Patient Referral

End-of-Life Confusion

As someone nears the end of their life, they can go through a number of physiological changes. Many of these can result in someone on hospice experiencing discomfort, which makes it the responsibility of hospice workers or family caregivers to understand these changes and how to navigate the challenges they present. One of these changes that is perhaps the most difficult to experience as a caregiver, especially if that caregiver is a family member, is confusion at the end of life. While end-of-life confusion doesn’t affect everyone, it’s a common occurrence that should be planned. Here’s our guide to understanding end-of-life confusion, how it impacts both you and your hospice patient, and how you can cope with instances of end-of-life confusion in ways that keep your patient as calm and comfortable as possible.

A Definition of End-of-Life Confusion

As the body readies itself for what must be done at the approach of the end of its life, many core functions begin to change, slow down, or stop altogether. The brain’s ability to process cognitive thought is often one of these changing functions, and as a result the hospice patient can exhibit a number of different behaviors that can be classified as confusion, delirium, or evidence of impaired mental ability.

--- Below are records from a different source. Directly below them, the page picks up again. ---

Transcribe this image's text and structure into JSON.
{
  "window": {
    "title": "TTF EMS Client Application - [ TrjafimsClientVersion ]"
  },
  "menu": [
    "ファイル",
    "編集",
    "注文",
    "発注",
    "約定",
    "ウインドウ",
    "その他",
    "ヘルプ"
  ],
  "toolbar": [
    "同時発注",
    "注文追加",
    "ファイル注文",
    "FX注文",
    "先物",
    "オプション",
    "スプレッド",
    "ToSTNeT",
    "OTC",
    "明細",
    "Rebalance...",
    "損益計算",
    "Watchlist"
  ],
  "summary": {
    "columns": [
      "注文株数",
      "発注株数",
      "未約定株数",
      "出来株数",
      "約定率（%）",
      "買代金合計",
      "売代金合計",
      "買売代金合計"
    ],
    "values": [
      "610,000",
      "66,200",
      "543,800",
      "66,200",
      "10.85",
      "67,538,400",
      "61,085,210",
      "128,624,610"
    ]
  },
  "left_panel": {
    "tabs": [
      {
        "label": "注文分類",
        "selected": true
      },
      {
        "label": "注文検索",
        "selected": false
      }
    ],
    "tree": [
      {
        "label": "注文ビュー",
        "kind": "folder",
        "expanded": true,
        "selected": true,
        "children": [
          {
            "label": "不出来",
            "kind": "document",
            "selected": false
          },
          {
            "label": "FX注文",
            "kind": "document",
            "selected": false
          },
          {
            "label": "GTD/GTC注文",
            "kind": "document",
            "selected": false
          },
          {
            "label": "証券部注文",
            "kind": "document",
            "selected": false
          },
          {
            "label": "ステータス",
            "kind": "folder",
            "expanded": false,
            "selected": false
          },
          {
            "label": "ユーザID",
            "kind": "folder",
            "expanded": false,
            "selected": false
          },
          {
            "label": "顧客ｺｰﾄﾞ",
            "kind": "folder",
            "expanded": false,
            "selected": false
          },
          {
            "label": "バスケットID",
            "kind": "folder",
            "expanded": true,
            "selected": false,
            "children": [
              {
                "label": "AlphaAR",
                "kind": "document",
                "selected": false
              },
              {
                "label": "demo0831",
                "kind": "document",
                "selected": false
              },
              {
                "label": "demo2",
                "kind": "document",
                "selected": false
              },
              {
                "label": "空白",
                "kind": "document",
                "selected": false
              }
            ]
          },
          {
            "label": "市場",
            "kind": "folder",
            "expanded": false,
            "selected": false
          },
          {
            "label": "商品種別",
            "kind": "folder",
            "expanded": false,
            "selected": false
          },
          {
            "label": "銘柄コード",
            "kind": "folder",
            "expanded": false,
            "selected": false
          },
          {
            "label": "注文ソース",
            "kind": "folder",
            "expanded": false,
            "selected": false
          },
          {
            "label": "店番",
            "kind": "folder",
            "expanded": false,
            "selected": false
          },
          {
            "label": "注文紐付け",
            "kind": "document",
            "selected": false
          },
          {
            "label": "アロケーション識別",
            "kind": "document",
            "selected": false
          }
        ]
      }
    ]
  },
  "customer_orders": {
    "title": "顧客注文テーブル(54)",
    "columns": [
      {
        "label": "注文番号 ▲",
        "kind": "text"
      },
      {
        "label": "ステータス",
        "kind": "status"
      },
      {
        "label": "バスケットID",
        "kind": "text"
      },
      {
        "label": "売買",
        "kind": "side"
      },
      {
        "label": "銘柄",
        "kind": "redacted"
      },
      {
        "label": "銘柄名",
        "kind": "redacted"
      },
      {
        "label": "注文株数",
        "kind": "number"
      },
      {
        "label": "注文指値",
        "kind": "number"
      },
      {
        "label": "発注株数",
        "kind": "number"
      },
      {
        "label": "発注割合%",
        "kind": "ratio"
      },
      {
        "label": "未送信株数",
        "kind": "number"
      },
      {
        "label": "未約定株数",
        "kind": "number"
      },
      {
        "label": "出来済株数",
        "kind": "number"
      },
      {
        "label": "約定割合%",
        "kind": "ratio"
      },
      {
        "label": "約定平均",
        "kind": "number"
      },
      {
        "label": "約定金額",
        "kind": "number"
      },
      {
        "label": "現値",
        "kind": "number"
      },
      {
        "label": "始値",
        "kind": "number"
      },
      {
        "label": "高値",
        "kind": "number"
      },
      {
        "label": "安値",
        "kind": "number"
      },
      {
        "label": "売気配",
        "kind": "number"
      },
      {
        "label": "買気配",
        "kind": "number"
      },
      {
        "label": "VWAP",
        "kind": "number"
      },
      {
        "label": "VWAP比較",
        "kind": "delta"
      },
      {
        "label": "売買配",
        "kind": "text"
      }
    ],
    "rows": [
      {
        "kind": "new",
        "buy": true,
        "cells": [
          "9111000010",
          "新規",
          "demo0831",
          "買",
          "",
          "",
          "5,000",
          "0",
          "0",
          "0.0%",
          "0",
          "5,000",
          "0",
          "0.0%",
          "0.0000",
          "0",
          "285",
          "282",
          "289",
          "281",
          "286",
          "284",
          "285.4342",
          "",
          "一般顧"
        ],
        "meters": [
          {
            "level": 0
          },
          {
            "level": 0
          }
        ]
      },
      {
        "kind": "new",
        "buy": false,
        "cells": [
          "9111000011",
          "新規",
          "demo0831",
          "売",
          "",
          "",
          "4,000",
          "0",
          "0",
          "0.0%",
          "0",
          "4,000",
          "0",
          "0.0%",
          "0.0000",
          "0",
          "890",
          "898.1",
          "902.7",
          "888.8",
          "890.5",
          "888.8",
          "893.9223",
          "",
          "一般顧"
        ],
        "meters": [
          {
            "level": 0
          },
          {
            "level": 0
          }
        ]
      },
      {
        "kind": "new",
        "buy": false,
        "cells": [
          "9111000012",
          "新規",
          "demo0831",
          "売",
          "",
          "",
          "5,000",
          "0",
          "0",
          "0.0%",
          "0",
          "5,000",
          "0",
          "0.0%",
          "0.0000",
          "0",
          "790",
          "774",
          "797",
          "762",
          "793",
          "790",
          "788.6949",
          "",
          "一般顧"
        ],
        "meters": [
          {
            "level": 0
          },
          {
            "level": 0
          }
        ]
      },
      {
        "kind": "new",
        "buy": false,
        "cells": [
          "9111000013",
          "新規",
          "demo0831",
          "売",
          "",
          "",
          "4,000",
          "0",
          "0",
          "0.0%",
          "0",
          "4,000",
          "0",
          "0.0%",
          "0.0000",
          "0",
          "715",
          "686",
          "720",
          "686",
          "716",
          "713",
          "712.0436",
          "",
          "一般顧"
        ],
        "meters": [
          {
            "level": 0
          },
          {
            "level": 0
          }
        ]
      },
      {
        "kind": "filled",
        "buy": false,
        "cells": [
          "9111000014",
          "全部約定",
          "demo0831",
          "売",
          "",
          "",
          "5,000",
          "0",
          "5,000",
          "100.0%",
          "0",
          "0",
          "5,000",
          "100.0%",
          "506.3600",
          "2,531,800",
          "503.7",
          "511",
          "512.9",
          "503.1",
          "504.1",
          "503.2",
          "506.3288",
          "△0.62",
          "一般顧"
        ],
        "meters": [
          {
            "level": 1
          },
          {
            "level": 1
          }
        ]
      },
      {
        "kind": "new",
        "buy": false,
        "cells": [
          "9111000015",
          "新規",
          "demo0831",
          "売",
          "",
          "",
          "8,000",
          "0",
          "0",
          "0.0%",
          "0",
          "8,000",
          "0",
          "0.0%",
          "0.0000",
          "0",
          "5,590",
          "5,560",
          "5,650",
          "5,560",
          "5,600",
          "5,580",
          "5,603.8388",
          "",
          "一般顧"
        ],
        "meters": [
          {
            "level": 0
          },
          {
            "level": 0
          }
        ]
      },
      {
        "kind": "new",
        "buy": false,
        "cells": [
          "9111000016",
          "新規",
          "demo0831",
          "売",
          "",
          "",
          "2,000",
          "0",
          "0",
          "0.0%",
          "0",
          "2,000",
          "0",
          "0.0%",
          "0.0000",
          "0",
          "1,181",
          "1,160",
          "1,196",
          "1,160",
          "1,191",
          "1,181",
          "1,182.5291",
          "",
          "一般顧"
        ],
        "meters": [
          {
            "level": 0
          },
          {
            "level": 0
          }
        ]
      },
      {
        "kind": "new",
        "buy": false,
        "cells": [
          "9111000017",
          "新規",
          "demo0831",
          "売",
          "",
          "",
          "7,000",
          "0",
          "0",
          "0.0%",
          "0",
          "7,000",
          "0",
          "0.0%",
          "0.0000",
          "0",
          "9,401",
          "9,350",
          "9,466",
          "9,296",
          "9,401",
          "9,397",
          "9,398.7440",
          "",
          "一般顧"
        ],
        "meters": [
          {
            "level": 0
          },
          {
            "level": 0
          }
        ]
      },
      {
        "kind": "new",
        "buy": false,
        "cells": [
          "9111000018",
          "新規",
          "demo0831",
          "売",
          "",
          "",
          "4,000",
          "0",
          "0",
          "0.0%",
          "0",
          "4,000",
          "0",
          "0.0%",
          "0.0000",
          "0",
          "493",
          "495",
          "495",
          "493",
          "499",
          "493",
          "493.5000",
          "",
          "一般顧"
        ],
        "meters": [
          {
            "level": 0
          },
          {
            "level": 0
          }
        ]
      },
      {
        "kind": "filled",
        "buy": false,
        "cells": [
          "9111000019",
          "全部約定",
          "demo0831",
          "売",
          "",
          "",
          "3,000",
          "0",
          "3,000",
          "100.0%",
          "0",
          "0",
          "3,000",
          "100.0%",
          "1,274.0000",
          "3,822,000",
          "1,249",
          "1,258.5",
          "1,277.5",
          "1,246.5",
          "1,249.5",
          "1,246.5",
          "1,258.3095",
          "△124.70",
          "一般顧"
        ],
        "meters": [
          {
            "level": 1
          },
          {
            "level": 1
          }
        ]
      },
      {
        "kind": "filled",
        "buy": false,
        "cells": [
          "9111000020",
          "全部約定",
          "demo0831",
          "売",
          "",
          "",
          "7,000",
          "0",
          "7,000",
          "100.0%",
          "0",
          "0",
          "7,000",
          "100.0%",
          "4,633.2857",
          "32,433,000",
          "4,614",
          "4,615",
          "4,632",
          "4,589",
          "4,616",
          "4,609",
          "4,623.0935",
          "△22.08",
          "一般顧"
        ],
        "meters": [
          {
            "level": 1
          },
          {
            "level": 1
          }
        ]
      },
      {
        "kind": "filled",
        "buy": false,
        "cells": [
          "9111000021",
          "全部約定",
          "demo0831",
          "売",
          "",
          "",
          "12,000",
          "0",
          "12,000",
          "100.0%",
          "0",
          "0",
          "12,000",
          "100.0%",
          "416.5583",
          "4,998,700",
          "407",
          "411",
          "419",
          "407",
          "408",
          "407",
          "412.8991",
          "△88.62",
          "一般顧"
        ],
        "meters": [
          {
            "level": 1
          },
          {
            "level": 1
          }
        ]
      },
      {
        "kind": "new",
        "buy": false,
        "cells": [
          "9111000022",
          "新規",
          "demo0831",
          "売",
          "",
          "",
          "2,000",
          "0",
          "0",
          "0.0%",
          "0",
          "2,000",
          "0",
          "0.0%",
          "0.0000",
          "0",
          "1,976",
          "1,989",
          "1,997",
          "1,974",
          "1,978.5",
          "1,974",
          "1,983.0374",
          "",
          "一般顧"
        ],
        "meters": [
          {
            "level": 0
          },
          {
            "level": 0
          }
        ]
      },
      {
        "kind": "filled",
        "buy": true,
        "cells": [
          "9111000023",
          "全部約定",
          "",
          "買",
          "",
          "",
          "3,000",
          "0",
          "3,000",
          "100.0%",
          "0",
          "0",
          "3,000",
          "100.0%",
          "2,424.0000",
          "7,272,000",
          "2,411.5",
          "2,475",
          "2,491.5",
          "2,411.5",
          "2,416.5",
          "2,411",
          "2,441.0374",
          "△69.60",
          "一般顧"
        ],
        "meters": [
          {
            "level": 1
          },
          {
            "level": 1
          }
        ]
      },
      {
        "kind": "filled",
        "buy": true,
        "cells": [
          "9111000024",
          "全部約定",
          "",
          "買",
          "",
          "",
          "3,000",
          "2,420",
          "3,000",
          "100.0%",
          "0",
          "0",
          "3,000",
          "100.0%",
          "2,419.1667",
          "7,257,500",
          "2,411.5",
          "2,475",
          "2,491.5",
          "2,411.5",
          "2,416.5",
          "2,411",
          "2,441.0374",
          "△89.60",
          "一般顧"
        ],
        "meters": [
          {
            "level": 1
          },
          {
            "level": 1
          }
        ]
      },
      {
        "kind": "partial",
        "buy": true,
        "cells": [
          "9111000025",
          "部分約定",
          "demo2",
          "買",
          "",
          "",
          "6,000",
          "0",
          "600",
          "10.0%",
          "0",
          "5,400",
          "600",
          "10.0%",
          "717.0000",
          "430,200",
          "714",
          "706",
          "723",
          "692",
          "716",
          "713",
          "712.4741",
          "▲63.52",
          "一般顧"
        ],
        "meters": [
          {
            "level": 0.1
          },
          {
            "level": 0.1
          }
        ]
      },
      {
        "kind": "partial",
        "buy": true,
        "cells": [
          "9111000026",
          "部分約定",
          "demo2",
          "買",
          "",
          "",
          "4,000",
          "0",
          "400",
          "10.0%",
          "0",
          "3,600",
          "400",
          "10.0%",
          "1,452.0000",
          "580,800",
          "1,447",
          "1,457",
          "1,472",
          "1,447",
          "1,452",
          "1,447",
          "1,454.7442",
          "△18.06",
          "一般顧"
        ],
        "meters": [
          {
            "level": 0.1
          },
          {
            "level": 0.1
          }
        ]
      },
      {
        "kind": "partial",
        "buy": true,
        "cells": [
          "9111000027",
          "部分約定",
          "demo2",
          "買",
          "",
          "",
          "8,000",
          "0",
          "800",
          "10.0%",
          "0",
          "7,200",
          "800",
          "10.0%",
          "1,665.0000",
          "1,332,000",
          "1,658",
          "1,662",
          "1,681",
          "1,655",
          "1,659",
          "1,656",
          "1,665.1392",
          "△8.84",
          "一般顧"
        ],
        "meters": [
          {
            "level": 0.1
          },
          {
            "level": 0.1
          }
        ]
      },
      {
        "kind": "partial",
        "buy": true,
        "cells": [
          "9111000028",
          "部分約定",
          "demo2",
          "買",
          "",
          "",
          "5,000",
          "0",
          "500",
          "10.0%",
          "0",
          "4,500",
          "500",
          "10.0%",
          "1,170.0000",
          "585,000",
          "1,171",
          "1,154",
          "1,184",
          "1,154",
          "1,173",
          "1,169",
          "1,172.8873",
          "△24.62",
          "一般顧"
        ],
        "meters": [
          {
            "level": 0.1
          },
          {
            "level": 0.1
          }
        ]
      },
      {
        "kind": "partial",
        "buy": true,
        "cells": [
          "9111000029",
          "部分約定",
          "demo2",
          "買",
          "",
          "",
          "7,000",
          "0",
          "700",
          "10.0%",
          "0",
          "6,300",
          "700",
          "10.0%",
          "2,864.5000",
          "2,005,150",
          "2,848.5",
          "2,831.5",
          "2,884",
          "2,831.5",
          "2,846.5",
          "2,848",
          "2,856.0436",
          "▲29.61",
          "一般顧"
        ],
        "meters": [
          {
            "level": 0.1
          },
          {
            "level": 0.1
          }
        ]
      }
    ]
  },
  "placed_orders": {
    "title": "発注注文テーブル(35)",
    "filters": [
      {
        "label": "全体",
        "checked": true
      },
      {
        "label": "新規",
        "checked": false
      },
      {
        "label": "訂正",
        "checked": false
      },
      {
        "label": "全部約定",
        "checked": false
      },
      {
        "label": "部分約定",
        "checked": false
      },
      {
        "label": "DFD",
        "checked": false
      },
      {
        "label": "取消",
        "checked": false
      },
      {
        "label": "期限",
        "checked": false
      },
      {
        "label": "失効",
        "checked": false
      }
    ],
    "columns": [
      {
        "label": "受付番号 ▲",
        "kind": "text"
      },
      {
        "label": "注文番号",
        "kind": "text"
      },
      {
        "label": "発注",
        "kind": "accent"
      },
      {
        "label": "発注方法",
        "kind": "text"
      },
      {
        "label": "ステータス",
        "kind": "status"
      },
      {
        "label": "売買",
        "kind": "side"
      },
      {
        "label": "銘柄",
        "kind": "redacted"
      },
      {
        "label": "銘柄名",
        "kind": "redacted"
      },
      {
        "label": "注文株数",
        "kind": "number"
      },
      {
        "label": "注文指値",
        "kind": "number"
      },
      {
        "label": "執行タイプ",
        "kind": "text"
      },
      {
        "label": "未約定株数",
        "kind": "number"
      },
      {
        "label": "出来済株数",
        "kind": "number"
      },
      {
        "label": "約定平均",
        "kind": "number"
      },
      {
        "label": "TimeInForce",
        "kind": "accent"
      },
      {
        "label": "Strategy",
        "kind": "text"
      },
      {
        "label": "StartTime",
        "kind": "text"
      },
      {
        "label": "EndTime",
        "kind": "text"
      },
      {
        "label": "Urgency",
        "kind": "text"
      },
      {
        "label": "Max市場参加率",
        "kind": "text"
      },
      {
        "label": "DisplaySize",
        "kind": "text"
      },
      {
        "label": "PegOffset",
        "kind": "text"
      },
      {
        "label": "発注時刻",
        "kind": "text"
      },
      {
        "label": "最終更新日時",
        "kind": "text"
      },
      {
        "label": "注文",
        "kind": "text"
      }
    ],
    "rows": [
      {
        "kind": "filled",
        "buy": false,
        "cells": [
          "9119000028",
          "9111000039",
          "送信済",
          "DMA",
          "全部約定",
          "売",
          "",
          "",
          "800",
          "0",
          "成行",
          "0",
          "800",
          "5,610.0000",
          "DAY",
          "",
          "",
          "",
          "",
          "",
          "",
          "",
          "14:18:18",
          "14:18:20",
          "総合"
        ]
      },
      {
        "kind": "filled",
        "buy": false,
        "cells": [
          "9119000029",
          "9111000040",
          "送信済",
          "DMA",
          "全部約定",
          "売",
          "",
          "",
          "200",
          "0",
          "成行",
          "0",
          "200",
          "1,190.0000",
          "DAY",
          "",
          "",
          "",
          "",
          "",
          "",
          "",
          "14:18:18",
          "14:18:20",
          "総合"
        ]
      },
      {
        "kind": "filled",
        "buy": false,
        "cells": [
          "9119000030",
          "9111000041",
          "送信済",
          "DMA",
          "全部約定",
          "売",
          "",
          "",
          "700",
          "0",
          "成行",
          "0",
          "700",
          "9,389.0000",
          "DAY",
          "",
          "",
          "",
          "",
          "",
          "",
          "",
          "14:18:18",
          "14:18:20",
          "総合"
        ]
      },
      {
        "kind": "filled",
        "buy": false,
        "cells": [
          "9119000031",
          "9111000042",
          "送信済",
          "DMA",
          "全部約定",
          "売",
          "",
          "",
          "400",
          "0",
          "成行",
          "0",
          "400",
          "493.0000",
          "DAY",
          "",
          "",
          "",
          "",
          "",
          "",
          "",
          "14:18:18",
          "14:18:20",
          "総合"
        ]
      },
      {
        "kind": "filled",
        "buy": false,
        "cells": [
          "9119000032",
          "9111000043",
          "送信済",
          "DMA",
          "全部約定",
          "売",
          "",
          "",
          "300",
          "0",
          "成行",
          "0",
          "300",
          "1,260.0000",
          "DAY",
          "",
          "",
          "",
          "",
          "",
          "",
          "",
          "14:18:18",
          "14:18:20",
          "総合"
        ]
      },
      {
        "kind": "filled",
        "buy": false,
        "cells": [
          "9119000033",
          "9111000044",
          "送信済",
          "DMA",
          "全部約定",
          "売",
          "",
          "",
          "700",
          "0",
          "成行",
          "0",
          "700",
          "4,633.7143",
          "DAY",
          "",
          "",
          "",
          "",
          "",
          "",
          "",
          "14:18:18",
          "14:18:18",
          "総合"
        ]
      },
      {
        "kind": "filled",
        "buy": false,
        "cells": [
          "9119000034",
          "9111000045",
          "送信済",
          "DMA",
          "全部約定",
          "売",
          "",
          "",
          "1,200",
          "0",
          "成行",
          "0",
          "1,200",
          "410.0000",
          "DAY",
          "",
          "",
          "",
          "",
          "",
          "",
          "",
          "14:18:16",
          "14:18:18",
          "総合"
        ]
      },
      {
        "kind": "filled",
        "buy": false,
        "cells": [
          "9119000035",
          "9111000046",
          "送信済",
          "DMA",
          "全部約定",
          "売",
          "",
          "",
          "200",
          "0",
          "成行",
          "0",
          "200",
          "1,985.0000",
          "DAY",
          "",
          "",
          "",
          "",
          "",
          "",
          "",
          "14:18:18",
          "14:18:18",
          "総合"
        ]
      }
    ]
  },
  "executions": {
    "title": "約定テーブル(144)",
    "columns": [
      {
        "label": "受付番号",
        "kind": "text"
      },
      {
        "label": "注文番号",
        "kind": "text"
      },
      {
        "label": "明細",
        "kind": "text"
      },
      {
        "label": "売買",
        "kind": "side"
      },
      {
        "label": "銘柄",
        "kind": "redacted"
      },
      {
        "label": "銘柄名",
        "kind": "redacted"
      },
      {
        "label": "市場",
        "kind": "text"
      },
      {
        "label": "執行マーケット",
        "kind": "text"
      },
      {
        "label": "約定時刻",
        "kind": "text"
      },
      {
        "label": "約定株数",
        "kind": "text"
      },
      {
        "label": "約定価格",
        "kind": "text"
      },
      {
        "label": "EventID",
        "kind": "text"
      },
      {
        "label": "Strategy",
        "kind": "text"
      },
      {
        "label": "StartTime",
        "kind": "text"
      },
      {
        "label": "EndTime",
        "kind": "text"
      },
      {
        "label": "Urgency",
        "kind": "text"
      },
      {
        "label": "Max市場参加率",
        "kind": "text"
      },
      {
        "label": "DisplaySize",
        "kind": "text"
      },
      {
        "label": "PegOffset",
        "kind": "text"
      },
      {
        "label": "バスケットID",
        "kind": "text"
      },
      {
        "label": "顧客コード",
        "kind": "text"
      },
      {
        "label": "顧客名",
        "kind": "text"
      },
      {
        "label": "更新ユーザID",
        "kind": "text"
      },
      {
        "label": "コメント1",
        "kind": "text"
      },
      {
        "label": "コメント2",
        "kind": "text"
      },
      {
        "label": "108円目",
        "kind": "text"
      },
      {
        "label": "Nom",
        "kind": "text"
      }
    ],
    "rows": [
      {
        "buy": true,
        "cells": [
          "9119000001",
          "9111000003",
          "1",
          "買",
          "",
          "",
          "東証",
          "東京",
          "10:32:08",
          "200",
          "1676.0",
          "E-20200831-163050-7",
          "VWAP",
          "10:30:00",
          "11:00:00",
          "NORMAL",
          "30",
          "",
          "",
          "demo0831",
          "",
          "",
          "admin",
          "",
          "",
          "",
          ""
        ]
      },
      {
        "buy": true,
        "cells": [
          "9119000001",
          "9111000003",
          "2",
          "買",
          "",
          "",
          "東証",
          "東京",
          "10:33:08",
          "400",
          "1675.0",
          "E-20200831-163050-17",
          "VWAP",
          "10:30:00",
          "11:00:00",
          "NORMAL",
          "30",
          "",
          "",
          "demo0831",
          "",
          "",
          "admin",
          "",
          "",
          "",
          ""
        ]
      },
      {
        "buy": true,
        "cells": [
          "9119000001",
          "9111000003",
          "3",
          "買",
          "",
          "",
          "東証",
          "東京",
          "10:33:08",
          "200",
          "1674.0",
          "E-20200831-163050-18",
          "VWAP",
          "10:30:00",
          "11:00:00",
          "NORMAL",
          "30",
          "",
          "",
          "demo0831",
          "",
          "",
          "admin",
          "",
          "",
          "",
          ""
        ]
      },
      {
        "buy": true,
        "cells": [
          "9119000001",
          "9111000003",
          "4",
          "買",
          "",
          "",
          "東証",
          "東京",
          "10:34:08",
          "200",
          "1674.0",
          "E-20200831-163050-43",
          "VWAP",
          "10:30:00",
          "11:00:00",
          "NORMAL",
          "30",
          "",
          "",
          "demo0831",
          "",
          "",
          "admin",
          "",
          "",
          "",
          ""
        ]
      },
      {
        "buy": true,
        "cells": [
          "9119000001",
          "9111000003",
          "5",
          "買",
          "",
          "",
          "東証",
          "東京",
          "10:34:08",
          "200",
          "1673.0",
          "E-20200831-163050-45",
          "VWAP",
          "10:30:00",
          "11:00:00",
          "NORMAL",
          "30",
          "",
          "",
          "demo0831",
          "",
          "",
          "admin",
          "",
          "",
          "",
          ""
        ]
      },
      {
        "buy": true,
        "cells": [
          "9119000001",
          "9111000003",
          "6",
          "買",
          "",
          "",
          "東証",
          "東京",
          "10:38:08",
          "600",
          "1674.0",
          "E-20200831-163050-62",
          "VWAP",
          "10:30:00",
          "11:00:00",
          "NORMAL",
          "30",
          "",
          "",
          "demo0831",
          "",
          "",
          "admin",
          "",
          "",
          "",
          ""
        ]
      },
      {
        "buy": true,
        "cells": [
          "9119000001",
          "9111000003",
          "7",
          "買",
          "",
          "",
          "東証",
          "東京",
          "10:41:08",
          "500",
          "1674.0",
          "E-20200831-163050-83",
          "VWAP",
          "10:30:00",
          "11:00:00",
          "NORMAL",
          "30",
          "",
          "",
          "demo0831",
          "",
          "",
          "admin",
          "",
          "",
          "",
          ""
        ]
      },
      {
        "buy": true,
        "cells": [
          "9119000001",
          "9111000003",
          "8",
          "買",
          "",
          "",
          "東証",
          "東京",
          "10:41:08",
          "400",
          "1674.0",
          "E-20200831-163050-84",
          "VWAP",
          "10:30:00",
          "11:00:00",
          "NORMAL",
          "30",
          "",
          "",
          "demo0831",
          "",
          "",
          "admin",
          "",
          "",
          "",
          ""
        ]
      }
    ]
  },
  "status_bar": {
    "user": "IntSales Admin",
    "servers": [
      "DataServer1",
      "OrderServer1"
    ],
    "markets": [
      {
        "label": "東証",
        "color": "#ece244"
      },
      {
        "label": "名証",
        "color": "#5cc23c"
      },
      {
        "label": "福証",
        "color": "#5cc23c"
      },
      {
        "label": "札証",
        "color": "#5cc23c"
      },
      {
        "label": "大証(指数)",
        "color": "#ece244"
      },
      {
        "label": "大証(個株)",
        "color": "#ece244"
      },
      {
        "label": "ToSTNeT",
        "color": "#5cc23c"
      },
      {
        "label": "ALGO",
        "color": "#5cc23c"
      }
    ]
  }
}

Here are a few examples: • Reduced awareness of their surroundings • Shorter attention span or reduction in short-term memory • Inability to understand time and place • Visual and auditory hallucinations • Speech impediments or new and strange speech patterns • Mood swings, agitation, and sudden irritability • Delusional or impaired thought These end-of-life symptoms can occur together, separate, or with other physiological end-of-life changes. These can include incontinence and/or bowel problems, insomnia or excessive sleeping, appetite changes, physical restlessness or deterioration, and others. If you have questions about any of the above mentioned symptoms, you can speak with a hospice expert 24/7 by choosing an option in the blue bar above.

Causes of Confusion at End of Life

There are a number of elements that can lead to end-of-life confusion. Various medications can interfere with cognition and can lead to end-of-life confusion, especially common pain medications. Secondary issues such as a terminal tumor placing pressure on the brain or even simple fear, anger, or emotional turmoil can also contribute to the type of mental agitation that can lead to confusion. Other times, however, it is because a human brain near the end is simply unable to function as it once did. One often-cited reason for such a slow but steady decline of reasoning is a lack of oxygen being supplied to the brain, as the human brain needs a specific amount of oxygen to operate at full capacity. Reducing this oxygen can result in impaired consciousness and confusion, and there is little to nothing that can be done about this if the patient’s circulatory system isn’t carrying enough oxygen in the blood to feed organs like the brain.

Managing End-of-Life Confusion

Hospice care is, of course, all about making a hospice patient as comfortable as possible as they approach the end of their life. While many of the physical symptoms that are associated with the end can be managed to one degree or another, unfortunately end-of-life confusion can be much harder to manage. The reasons for this difficulty are quite obvious: people suffering from end-of-life confusion can demonstrate a number of intense negative emotions and behaviors that can be particularly difficult for caregivers and family members to cope with. This often leads to feelings of fear, helplessness, frustration, and anger — hardly the emotions you want during this already stressful time. With so many different possible sources of end-of-life confusion, and with many of them challenging or even impossible to address effectively, dealing with confusion at the end of life becomes less of a matter of treating this confusion and more of simply managing it. This goes for not just the comfort of the patient but the peace of mind of family visiting the patient or providing hospice care themselves. Speaking softly and clearly to the patient when they’re experiencing moments of confusion can help, as could listening to them and responding in ways that validate what they’re experiencing. Saying something similar to “I can see that you’re having distressing thoughts,” may assist your patient in coping with the emotions that mental confusion can cause, helping them feel less upset and able to regain some calmness and composure. This, in turn, makes it easier for a caregiver to tend to a hospice patient who is experiencing such confusion.

Consult a Professional

Interacting with a loved one experiencing end-of-life confusion, or even simply watching them experience such confusion, can be an emotionally-harrowing experience, even if you’re not providing hospice care personally. Remember, however, that in this difficult time, the focus needs to be on providing as much care and comfort for your loved one as is possible during the final stages of their life, even if it’s physically or emotionally challenging to do so. In such times, it’s more than appropriate to turn to expert guidance. In this case, that likely means speaking to your hospice nurse about what can be done to provide a calm and comfortable environment for a patient experiencing end-of-life confusion. Your hospice nurse may also have advice for coping, as a caregiver, with the responsibility of providing care to a relative showing these signs. Providing end-of-life care is never an easy task for anyone. In situations where your hospice patient is experiencing confusion, sometimes the best thing you can do to help them cope, and help yourself, is to simply listen to them and help them express what they’re thinking and feeling. While it may not result in a lessening of their end-of-life confusion, it may provide them with the feelings of safety and comfort they need during this time.

End-of-Life signs by disease.

Learn about the specific end-of-life signs of common diseases and illnesses:

More end-of-life resources.